(Web page and app entries)
*****
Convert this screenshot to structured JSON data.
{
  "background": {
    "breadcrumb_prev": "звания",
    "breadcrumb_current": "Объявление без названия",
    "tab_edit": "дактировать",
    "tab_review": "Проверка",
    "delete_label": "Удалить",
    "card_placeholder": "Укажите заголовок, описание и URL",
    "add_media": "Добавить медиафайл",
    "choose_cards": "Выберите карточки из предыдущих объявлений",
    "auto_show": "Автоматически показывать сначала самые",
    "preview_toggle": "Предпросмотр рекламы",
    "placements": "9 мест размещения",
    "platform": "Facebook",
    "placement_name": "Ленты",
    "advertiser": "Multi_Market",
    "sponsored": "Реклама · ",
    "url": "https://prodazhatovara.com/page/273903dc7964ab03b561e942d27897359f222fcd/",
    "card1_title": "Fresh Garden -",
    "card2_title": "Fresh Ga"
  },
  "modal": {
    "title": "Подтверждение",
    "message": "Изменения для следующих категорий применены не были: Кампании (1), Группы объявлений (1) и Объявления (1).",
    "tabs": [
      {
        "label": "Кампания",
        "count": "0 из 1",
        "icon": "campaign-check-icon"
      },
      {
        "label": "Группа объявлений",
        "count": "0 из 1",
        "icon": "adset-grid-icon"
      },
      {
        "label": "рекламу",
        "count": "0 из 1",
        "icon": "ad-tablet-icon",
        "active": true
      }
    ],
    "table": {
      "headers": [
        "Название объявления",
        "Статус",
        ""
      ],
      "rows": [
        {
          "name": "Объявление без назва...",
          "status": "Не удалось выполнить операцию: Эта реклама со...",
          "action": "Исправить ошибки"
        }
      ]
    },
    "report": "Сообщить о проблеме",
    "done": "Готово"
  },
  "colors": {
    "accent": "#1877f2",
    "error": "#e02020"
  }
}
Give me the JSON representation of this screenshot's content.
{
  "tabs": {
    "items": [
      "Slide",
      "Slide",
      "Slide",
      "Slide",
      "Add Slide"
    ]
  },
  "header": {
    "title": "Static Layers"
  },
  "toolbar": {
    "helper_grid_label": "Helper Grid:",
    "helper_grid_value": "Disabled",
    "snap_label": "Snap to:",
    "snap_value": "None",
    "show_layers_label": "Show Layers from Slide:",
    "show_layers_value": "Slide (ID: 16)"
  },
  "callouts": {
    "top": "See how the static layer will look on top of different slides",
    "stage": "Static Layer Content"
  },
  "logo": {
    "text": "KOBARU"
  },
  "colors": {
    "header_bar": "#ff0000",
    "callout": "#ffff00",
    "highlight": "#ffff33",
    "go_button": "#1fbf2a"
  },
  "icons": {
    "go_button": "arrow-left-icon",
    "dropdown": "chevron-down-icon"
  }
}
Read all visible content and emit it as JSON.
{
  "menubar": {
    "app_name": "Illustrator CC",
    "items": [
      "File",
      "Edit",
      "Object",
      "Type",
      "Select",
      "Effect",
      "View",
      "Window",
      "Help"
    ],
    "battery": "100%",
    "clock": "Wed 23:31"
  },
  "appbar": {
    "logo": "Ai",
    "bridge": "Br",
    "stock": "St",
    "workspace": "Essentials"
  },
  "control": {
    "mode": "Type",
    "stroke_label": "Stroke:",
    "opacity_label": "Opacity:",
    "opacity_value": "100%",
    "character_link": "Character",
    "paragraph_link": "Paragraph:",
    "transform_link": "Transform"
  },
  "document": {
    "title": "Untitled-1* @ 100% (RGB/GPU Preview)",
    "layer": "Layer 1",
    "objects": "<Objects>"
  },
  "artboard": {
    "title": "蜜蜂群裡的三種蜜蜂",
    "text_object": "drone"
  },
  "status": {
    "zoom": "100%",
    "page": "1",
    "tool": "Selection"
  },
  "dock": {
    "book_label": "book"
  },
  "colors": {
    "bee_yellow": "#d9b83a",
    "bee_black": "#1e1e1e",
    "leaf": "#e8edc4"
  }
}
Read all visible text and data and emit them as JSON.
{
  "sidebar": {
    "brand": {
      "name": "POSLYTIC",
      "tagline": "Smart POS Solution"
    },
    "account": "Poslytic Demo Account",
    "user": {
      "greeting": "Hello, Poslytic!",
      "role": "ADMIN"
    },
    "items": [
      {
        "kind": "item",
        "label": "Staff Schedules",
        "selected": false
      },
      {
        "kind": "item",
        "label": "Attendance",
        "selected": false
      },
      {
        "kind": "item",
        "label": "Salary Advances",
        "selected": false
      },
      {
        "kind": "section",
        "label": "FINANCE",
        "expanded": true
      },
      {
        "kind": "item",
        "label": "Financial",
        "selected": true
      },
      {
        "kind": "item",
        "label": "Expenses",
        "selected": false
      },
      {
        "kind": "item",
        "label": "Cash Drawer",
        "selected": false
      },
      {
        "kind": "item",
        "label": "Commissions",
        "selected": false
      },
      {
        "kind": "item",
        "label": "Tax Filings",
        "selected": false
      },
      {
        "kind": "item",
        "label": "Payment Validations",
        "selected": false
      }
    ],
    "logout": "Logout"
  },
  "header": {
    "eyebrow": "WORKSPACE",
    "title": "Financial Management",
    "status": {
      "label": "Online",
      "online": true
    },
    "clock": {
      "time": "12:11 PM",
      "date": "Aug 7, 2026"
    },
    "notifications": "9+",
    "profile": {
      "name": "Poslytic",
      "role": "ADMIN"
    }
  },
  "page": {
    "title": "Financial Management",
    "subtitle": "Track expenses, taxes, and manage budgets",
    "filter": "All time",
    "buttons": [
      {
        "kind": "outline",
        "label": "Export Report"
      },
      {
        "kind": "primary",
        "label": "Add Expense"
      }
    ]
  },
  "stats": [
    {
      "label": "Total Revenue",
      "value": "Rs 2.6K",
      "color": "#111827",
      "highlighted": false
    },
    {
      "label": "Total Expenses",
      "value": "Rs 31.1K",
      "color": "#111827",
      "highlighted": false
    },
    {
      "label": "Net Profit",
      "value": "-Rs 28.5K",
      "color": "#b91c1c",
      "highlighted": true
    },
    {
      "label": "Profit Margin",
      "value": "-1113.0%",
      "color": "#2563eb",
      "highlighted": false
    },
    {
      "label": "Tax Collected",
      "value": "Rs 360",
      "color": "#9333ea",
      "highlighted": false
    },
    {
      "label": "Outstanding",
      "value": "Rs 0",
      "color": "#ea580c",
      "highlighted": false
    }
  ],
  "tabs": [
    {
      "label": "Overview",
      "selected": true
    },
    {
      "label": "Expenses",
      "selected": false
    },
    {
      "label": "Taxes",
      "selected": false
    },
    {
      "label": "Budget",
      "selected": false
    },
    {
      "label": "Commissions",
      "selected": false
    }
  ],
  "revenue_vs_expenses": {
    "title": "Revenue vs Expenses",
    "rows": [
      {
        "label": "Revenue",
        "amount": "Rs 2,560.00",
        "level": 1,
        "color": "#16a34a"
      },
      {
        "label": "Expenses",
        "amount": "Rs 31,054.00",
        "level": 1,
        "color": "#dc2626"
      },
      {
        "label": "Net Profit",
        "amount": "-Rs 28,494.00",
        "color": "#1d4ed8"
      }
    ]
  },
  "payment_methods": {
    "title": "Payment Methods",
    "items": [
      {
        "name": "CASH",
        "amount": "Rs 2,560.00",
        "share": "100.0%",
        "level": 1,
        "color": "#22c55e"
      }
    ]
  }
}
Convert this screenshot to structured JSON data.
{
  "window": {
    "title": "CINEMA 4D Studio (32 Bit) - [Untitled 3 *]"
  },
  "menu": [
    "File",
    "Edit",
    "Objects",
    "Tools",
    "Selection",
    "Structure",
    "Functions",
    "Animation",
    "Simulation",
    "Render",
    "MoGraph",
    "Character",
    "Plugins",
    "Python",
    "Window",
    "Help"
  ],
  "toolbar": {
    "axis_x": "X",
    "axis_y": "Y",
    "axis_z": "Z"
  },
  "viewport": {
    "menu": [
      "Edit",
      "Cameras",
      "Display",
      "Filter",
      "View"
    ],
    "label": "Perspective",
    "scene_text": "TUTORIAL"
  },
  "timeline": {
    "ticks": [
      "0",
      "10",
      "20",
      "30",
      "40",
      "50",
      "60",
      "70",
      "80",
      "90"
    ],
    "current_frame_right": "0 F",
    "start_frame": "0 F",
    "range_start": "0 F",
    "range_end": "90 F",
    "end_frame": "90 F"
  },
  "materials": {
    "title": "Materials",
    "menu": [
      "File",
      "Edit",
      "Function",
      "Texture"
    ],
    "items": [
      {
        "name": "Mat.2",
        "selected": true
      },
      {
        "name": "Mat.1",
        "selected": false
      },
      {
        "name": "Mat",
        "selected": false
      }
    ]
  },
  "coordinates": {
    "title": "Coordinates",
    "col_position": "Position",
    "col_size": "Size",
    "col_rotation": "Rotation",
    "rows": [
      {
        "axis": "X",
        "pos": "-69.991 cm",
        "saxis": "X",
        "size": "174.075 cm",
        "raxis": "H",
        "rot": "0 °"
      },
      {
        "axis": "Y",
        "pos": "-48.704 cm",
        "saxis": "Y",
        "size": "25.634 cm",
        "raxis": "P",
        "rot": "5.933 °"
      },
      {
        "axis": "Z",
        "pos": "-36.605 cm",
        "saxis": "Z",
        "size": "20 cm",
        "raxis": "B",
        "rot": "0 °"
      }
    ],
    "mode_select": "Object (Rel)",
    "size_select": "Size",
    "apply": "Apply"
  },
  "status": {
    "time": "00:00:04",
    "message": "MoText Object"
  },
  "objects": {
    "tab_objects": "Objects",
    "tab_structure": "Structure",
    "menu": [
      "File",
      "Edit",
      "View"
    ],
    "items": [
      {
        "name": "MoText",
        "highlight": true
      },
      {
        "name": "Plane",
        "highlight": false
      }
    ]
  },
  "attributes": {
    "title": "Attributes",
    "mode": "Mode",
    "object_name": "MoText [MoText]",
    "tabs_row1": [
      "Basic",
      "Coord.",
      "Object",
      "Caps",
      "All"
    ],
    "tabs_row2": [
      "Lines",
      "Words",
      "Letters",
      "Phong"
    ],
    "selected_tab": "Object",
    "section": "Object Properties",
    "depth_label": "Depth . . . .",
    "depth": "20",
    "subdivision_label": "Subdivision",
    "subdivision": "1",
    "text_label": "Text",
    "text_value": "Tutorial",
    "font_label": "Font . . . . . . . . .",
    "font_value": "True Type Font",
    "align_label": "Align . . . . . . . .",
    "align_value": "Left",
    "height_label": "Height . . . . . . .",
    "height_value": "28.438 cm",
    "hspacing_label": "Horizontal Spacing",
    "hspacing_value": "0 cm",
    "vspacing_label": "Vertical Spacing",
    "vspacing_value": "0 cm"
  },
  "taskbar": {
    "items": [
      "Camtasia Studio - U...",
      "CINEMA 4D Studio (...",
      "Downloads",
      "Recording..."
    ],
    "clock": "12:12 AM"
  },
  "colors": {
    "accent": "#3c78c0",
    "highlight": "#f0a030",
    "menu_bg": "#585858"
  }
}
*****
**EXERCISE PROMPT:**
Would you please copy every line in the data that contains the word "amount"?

**ANSWER BOX:**
        "amount": "Rs 2,560.00",
        "amount": "Rs 31,054.00",
        "amount": "-Rs 28,494.00",
        "amount": "Rs 2,560.00",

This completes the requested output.